Rene is right about brand marketing. And companies keeping their name out there does make people feel (IMore) comfortable about a brand. That's why Samsung does it. Along with every big corporation out there. They buy naming rights to Ball Barks, Sports Cars, City Buildings, highways, etc. That's business. And the companies and airports that let them do it our also doing business. So if you have something that your okay with selling the naming rights too and you turned down an offer from Samsung or anyone else for that matter, then your not doing your business. So there's nothing wrong with what either Samsung or Heathrow have done here. So it's a non story. And if people can't grasp that S5 is terminal 5 them God help them!

Let us wait till we see how much blanketed the ad campaign will be. Perhaps, it may be tastefully done, without coming in the way of signages and not hampering travellers.

First of all, I completely agree with Rene that money and advertising has yet again encroached on the wellbeing of citizens. Not that it's a matter of life and death, but think of the needs of the average passenger or even the risk of crowding where there wasn't one before. Unfortunately, this is par the course for our society as a whole. Ten years ago, this might have been exposed in the media as the ridiculous stunt that it is - but not now. Now we expect it and so no one says anything. This story actually reminds me, a musician, of how songs from the popular American songbook have worked their way into yogurt and tire commercials. Sure they can use Ella Fitzgerald or Sarah Vaughan to sell car insurance...but should they? No one is protecting whatever sacred institutions we still have left.

Our arena used to be called the Bi-Lo Center, named for a grocery store chain. Now it's the Bon Secours Wellness Arena, named for a hospital. I hate corporate naming!
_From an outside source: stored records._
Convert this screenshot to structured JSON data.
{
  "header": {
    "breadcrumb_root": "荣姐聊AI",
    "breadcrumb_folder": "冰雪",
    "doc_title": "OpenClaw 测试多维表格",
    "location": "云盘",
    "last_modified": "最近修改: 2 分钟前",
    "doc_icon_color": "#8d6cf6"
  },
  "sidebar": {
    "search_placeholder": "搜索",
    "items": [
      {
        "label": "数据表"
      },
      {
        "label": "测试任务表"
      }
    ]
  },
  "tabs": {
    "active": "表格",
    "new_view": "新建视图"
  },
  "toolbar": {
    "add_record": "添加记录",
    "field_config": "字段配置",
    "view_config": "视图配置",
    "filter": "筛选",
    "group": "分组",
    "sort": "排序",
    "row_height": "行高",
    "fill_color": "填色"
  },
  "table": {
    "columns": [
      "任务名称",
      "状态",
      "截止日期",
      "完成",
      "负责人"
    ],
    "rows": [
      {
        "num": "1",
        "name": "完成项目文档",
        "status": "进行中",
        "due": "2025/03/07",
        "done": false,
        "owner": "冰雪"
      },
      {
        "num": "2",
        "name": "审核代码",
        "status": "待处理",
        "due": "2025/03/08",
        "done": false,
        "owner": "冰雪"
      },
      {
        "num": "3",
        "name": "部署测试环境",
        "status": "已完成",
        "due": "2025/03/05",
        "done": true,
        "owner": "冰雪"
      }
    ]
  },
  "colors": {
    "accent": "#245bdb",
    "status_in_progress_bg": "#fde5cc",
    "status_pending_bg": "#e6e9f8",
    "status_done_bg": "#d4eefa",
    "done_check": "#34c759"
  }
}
Interesting way to wake up, right Rene? For my two cents I don't like over the top hype by anybody. I prefer ads that promote their products and performance and not trash other peoples choices. As for something like Samsungs hype vs actual ads I find it annoying because of the discrepancy of what was actually done. That Heathrow issued a statement seems to show this was not how they thought this campaign would go.